Amid the grim accounting of the dead and injured from the airborne onslaught that toppled the World Trade Center and blasted the Pentagon, authorities said Wednesday they believed the terrorists had had other targets ? the White House and Air Force One.

?We had specific credible information that both were intended terrorist targets, and that the plane that hit the Pentagon may have been headed for the White House,? said Sean McCormack, spokesman for President Bush?s National Security Council.

The revelation came on a day when investigators pursued leads to Canada, Massachusetts, Florida and beyond, spurred by the horrors that continued to unfold in the ashes of New York and suburban Washington.

In Florida, FBI agents questioned a man about two men who stayed with him while getting flight training last year. Charlie Voss, a former employee at Huffman Aviation in Venice, said FBI agents who interviewed him at his home told him that authorities found a car at Boston?s Logan Airport registered to the two men.

?They informed us individuals who had crossed our path were involved yesterday with the airplane in the tragedy at the World Trade Center,? Voss said.

Voss said the agents identified the men as Mohamed Atta and someone known as Marwan.

The FBI in Miami issued a national bulletin for law enforcement agencies to look out for two cars. Records with the Florida Division of Motor Vehicles show that one of the vehicles the FBI was pursuing ? a 1989 red Pontiac ? was registered to Atta.

Federal officials, speaking on condition of anonymity, also said they were investigating whether one group of hijackers crossed the Canadian border at a checkpoint and eventually went to Boston?s airport, where the two airliners that brought down the Trade Center took off.

The financial capital remained closed after the attacks. Federal officials partially lifted a ban on air travel, allowing flights that had been diverted on Tuesday to finish their journeys and empty planes to be moved around. All other flights remained grounded.

On Wednesday morning, Mayor Rudolph Giuliani said there were 41 known deaths so far ? clearly, a tiny fraction of the dead ? and 1,700 known injuries. He said 259 uniformed officers, including police and firefighters, remained unaccounted for.

The mayor said rescuers were in contact with one person buried in the rubble. Three police officers and a woman had been taken from the wreckage, alive, Giuliani said.

Authorities gave reporters their first close-up look at the site, and this is what they saw: Only about seven stories of the north tower remained, its girders bent outward. The south tower was a two-story-high heap of rubble.

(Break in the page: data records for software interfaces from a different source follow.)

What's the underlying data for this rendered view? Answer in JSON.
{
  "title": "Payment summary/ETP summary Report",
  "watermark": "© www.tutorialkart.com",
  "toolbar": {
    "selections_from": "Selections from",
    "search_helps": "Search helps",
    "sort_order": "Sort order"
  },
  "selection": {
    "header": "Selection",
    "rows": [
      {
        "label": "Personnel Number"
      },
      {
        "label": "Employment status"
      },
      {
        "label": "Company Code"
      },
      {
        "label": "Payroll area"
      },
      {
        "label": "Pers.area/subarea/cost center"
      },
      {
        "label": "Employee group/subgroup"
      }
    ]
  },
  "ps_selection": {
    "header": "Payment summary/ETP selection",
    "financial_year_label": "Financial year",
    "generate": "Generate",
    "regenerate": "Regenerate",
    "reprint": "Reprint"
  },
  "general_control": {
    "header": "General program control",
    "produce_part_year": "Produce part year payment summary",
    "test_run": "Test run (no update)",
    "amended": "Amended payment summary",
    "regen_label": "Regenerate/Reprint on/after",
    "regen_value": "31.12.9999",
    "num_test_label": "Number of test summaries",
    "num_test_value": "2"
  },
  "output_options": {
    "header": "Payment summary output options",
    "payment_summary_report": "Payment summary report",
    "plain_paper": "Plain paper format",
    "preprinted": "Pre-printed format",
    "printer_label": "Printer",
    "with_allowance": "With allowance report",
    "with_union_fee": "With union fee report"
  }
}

Progress was slow. Cranes and heavy machinery were used, but only gingerly, for fear of dislodging wreckage and harming any survivors. Searchers with picks and axes worked slowly, too ? sometimes when they opened pockets in the debris, fires flared.

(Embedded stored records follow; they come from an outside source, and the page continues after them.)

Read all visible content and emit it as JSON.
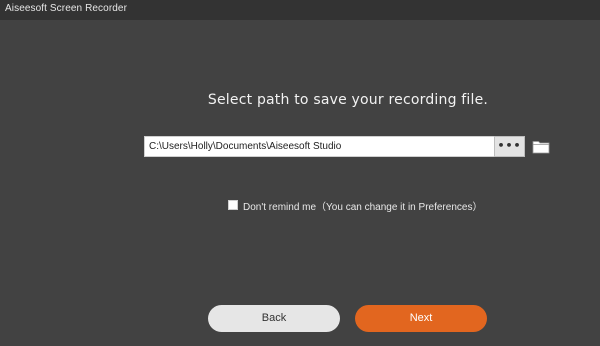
{
  "window": {
    "title": "Aiseesoft Screen Recorder"
  },
  "main": {
    "prompt": "Select path to save your recording file.",
    "path_value": "C:\\Users\\Holly\\Documents\\Aiseesoft Studio",
    "browse_label": "•••",
    "folder_icon": "folder-icon",
    "remind_label": "Don't remind me（You can change it in Preferences）",
    "remind_checked": false
  },
  "footer": {
    "back_label": "Back",
    "next_label": "Next"
  },
  "colors": {
    "background": "#424242",
    "titlebar": "#333333",
    "accent": "#e2661f",
    "secondary_button": "#e6e6e6"
  }
}
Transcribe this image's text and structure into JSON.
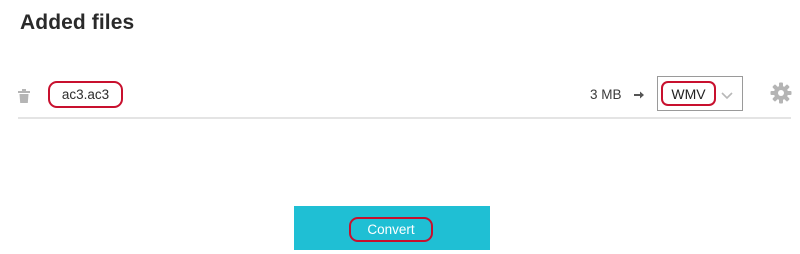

President Bush declared the attacks ?acts of war.? He said he would ask Congress for money for recovery and to protect the nation.

The announcement that the White House was believed to be a target explains why Bush did not immediately return to Washington from Florida on Tuesday to take charge of crisis operations run from the White House basement. Instead, he went to Louisiana and Nebraska before returning home.

The focus of the investigation was on Islamic terrorist Osama bin Laden, who denied involvement, though he ?thanked Almighty Allah and bowed before him when he heard this news? of the attacks, according to a Palestinian journalist.

But sources told The Associated Press that investigators were looking into the possibility that four different terrorist cells were involved.

?This could have been the result of several terrorist kingpins working together. We?re investigating that possibility,? one law enforcement official said.

FBI agents searched a room at the Westin Hotel in Boston?s Back Bay; they said the room was vacant, but they found information linking it to a name on the manifest of one of the hijacked flights. They would not identify the man.

Law enforcement officials were said to be looking at possible bin Laden supporters in Florida. They were aided by an intercept of communications between his Florida supporters and harrowing cell phone calls from victims aboard the jetliners before they crashed.The government went back to work Wednesday, its political leaders, diplomats and soldiers leaving no doubt the terrorist assault will be answered. ?We will go after them,? Secretary of State Colin Powell vowed.